As a result, one of the messages promoted to SMEs is: ‘Don’t go to China without a reliable Chinese partner.’ China represents a bigger challenge for SMEs than entering many other markets. But SME investors who seek out expert advice and support from organisations with practical experience of the Chinese market are well placed to overcome the barriers. UHY has firms based in key Chinese locations and with local knowledge.

Non-tariff barriers exist in several industries, as part of the government’s attempt to protect Chinese enterprises. One example is the banking sector, which not only makes it difficult for financial service providers, but also for enterprises in other sectors to deal with investment issues in China. Another issue is China’s Indigenous Innovation Policy which makes it difficult for non-Chinese owned companies to access public procurement contracts. Chinese companies are favoured because the government believes innovation needs to come from within China.

CHINA ZhongHua CPAs Contact: Wilson Lu Email: [email protected] With offices in: Anhui, Beijing, Jiangsu, Shandong, Shanghai, Shenzhen

Recruiting the right local employees can be a major issue. Training is one of the possible solutions to this and several Chambers of Trade and support organisations are involved in cooperating

UHY has local firms in China.

Hong Kong Tai Kong CPA Limited Contact: Robert Kong Email: [email protected] UHY Vocation HK CPA Limited Contact: Mica Pang Email: [email protected] Investors looking for advice may also wish to contact the UHY China desk in their region. For details, contact the UHY international office at: [email protected] Further details of doing business in China are available on the UHY website under the publications section:

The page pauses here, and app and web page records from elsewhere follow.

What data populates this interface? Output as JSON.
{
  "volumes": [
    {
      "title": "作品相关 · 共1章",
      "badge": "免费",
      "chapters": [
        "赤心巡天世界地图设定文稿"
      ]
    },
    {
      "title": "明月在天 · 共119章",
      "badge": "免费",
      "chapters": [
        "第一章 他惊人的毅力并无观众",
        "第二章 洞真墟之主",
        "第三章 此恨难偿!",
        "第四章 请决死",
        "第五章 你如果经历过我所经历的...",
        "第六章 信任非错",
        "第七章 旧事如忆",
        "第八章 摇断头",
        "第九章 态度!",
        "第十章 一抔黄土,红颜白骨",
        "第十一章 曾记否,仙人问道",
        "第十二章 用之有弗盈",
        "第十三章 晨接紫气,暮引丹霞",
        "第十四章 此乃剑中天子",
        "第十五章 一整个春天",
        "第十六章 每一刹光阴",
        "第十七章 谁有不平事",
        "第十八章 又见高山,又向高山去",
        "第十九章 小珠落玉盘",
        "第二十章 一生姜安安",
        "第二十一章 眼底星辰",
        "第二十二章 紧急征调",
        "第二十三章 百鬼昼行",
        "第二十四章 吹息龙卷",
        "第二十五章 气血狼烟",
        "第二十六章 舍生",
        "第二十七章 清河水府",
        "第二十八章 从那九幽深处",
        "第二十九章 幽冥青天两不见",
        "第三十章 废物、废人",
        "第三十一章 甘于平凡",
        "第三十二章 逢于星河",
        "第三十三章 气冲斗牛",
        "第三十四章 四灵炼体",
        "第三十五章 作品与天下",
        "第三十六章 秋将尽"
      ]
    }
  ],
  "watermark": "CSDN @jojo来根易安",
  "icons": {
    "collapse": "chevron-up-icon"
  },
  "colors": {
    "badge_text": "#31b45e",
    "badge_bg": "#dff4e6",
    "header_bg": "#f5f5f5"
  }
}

Let us help you achieve further business success To find out how UHY can assist your business, contact any of our member firms. You can visit us online at to find contact details for all of our offices, or email us at [email protected] for further information, or call us on +44 20 7216 4622. UHY is an international network of legally independent accounting and consultancy firms whose administrative entity is Urbach Hacker Young International Limited, a UK company. UHY is the brand name for the UHY international network. Services to clients are provided by member firms and not by Urbach Hacker Young International Limited. Neither Urbach Hacker Young International Limited, the UHY network, nor any member of UHY has any liability for services provided by other members. © 2013 UHY International Ltd